Former southern Brooklyn Councilmember Chaim Deutsch was sentenced Thursday to 3 months in prison and 1 year of supervised release, along with $107,000 restitution to the government and a $5,500 fine in relation to federal tax fraud charges.
The former pol appeared alongside his attorney, family, and friends before US Magistrate Judge James Cott at Manhattan federal District Court to face sentencing, after pleading guilty in April to evading nearly $83,000 in taxes he owed between 2013 and 2015 as the owner of real estate firm Chasa Management. The charges against Deutsch carried maximum penalties of up to a year in prison, a year of supervised release, and a fine of $100,000. Deutsch’s attorney, Henry Mazurek, had asked that he be sentenced to probation, community service, and restitution of the tax liability plus about $25,000 in interest.
Deutsch, a Democrat who represented the 48th Council District, which includes Brighton Beach, Manhattan Beach, Sheepshead Bay, Homecrest, and part of Midwood, was expelled from the City Council in April, a few days after copping to the charges. City Council Speaker Corey Johnson cited the state’s public officers law stating that an office was automatically vacated after its holder is convicted of a crime involving the violation of their oath of office in a statement after expelling Deutsch from the Council.

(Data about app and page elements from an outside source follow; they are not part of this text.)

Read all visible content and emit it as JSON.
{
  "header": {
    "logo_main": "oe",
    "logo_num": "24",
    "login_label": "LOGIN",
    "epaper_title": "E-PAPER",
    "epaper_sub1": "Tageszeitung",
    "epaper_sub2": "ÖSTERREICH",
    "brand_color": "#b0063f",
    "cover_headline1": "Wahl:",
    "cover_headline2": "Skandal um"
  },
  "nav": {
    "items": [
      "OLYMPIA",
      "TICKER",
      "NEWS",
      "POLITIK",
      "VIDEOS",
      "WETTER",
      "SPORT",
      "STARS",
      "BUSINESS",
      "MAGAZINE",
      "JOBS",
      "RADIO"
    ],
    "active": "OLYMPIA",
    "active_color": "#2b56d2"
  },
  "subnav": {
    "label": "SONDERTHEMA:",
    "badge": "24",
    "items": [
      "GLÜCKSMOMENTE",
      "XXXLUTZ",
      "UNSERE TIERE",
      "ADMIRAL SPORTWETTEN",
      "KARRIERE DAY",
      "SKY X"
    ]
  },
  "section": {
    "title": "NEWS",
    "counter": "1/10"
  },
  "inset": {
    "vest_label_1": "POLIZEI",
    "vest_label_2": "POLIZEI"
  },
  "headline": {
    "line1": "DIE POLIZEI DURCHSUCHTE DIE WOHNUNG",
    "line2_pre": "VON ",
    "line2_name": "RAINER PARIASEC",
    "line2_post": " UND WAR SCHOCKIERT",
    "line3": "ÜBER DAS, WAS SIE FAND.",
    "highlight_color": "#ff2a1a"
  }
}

“I want to apologize to the court, my family, my former staff from the City Council’s office, and most of all, my former constituents of District 48,” Deutsch said in remarks before Judge Cott. “I apologize for the conduct that brings me to my sentencing today. I was wrong for what I did. I should never have tried to avoid paying my fair share of taxes. I’ll have to live with these bad decisions for the rest of my life.”
Eli Mark, the prosecutor in charge of the case with the Southern District of New York, however, argued that what Deutsch did was not a mistake, but rather continuous, systematic fraud that occurred, at least partially, while he was charged with representing his community in a position of high public trust.

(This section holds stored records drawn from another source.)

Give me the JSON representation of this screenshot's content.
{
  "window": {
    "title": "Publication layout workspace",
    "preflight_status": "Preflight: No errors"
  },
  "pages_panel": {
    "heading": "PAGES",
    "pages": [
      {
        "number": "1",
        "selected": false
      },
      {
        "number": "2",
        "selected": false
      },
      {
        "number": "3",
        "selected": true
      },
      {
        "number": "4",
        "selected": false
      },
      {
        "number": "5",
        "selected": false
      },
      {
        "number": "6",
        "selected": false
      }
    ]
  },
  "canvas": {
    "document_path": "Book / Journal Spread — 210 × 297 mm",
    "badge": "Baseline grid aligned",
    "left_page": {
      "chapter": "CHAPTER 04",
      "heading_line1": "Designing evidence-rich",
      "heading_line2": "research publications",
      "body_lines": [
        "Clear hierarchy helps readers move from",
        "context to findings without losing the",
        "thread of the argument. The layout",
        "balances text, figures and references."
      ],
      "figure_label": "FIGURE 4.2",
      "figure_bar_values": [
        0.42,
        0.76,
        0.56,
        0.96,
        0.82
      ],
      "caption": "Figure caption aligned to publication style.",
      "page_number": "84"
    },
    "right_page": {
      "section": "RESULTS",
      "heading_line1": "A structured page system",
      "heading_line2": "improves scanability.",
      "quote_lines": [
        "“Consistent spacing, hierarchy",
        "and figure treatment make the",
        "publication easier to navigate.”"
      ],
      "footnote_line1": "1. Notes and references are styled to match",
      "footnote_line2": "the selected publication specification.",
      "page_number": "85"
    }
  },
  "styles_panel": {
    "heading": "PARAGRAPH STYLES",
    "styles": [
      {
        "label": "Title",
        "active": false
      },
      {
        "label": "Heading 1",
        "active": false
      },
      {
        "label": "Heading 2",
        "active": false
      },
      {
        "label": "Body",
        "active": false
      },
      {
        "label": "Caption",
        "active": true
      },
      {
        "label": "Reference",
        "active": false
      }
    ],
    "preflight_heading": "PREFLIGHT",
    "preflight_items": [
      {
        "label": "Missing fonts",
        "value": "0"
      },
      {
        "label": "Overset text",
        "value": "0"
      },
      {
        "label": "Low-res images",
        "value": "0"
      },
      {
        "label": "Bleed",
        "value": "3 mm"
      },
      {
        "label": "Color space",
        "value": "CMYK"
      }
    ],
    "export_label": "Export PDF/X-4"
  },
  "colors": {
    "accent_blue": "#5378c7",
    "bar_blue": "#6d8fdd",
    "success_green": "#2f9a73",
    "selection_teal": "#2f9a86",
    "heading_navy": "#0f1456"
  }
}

“This was not aberrant conduct that occurred on a single occasion,” Mark said. “It was deliberate conduct that occurred year after year.”

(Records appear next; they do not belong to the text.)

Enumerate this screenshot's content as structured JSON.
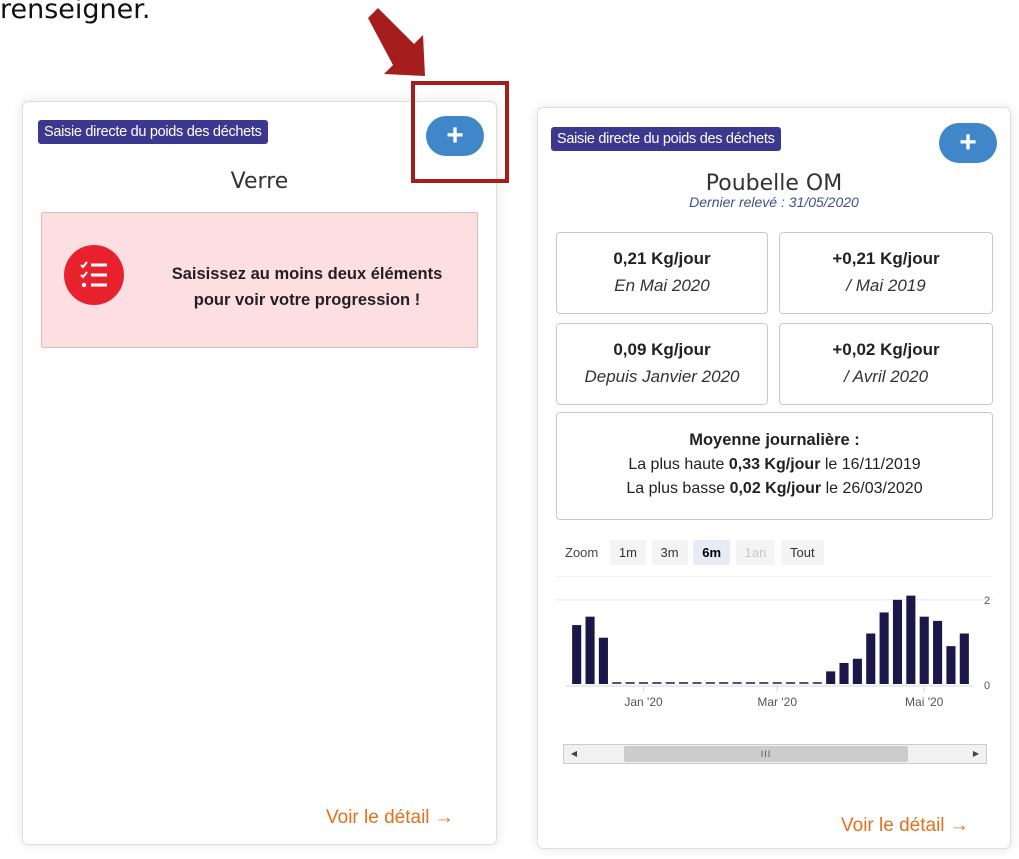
{
  "intro_text": "renseigner.",
  "colors": {
    "accent_blue": "#3f87c9",
    "badge": "#3c3890",
    "link_orange": "#e2701c",
    "bar": "#1c1748",
    "annotation_red": "#a51d1d"
  },
  "card_left": {
    "badge": "Saisie directe du poids des déchets",
    "add_icon": "plus-icon",
    "add_label": "+",
    "title": "Verre",
    "alert_icon": "checklist-icon",
    "alert_text": "Saisissez au moins deux éléments pour voir votre progression !",
    "detail_link": "Voir le détail →"
  },
  "card_right": {
    "badge": "Saisie directe du poids des déchets",
    "add_icon": "plus-icon",
    "add_label": "+",
    "title": "Poubelle OM",
    "subtitle": "Dernier relevé : 31/05/2020",
    "stats": [
      {
        "value": "0,21 Kg/jour",
        "label": "En Mai 2020"
      },
      {
        "value": "+0,21 Kg/jour",
        "label": "/ Mai 2019"
      },
      {
        "value": "0,09 Kg/jour",
        "label": "Depuis Janvier 2020"
      },
      {
        "value": "+0,02 Kg/jour",
        "label": "/ Avril 2020"
      }
    ],
    "average": {
      "heading": "Moyenne journalière :",
      "high_prefix": "La plus haute",
      "high_value": "0,33 Kg/jour",
      "high_suffix": "le 16/11/2019",
      "low_prefix": "La plus basse",
      "low_value": "0,02 Kg/jour",
      "low_suffix": "le 26/03/2020"
    },
    "zoom": {
      "label": "Zoom",
      "options": [
        "1m",
        "3m",
        "6m",
        "1an",
        "Tout"
      ],
      "selected": "6m",
      "disabled": [
        "1an"
      ]
    },
    "scrollbar": {
      "left_icon": "arrow-left-icon",
      "left_glyph": "◀",
      "right_icon": "arrow-right-icon",
      "right_glyph": "▶",
      "thumb_grip": "III"
    },
    "detail_link": "Voir le détail →"
  },
  "chart_data": {
    "type": "bar",
    "y_ticks": [
      "0",
      "2"
    ],
    "ylim": [
      0,
      2.4
    ],
    "x_tick_labels": [
      "Jan '20",
      "Mar '20",
      "Mai '20"
    ],
    "values": [
      1.4,
      1.6,
      1.1,
      0,
      0,
      0,
      0,
      0,
      0,
      0,
      0,
      0,
      0,
      0,
      0,
      0,
      0,
      0,
      0,
      0.3,
      0.5,
      0.6,
      1.2,
      1.7,
      2.0,
      2.1,
      1.6,
      1.5,
      0.9,
      1.2
    ],
    "tick_indices": [
      5,
      15,
      26
    ],
    "zero_line_style": "dashed"
  }
}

Cott also argued that Deutsch’s position of public trust exacerbated the offenses he committed in handing down a sentence, and said that his sentence should act as a deterrent to both members of the community and other public officials that tax evasion wouldn’t be tolerated even by powerful people.
“There is no doubt that his conduct was intentional,” Cott said. “It was not a mistake, or an oversight. His course of conduct is exacerbated by the fact that the defendant was a public official at the time of his criminal activity. Indeed…Mr. Deutsch was not paying his fair share of taxes to fund the very government services he was helping to oversee as a member of the City Council.”
“I do believe, given all the circumstances here, that a period of incarceration is necessary,” Cott continued. “To decide otherwise would send the wrong message. There is a real financial loss to the government in this case. A public official who knowingly filed false tax returns for three years must go to jail.”
Mazurek noted that Deutsch will have to sell his house to pay restitution, though Mark noted that the house was purchased while the tax fraud was being committed.
Cott ordered that Deutsch surrender to federal custody to begin his sentence by October 29. Mazurek asked that Deutsch be remanded to the federal prison at Otisville, Orange County, which Cott agreed to recommend, though ultimately the determination is up to the federal Bureau of Prisons.
Deutsch, 52, was first elected to the Council in 2013 and was reelected in 2017. Prior to serving in public office he worked as a political aide, in real estate and property management, in fashion manufacturing, and volunteered with the Flatbush Shomrim patrol, which he founded in 1991.
Deutsch’s real estate business was relatively lucrative: before the Council voted to limit outside income in conjunction with a pay raise, he had some of the highest side earnings of any member of the Council, with earnings from Chasa Management topping six figures. Deutsch in 2017 pledged to divest from his real estate holdings by the time the new outside income limits went into effect on Jan. 1, 2018, the first day of his second term; Judge Cott noted Thursday that Deutsch had not received income from Chasa Management since 2017.
The pol is a conservative firebrand and often found himself at odds with the priorities of the Council’s Democratic caucus at large, but his office was nonetheless considered to have strong constituent services. District residents and former Deutsch staffers say that those services have diminished significantly since the Council’s central office took over the 48th District’s operations, which now include only constituent services, with no legislative or political teeth.
As of July 23, in keeping with Council procedure, Deutsch’s staffers have either been laid off, or have moved to work in the central office or with other members. The layoffs have been criticized by both former staffers and residents.
Had Deutsch not been expelled from the Council, his term would have been up at the end of the year. The Democratic primary to replace him was won by Steven Saperstein, who will face Republican Inna Vernikov in the November general election. Whoever wins the election will take office as soon as the Board of Elections certifies the results, rather than on Jan. 1, 2022 as will most new councilmembers.
The Daily News reported that Deutsch has been working as a property manager in Brooklyn as he awaited sentencing this summer.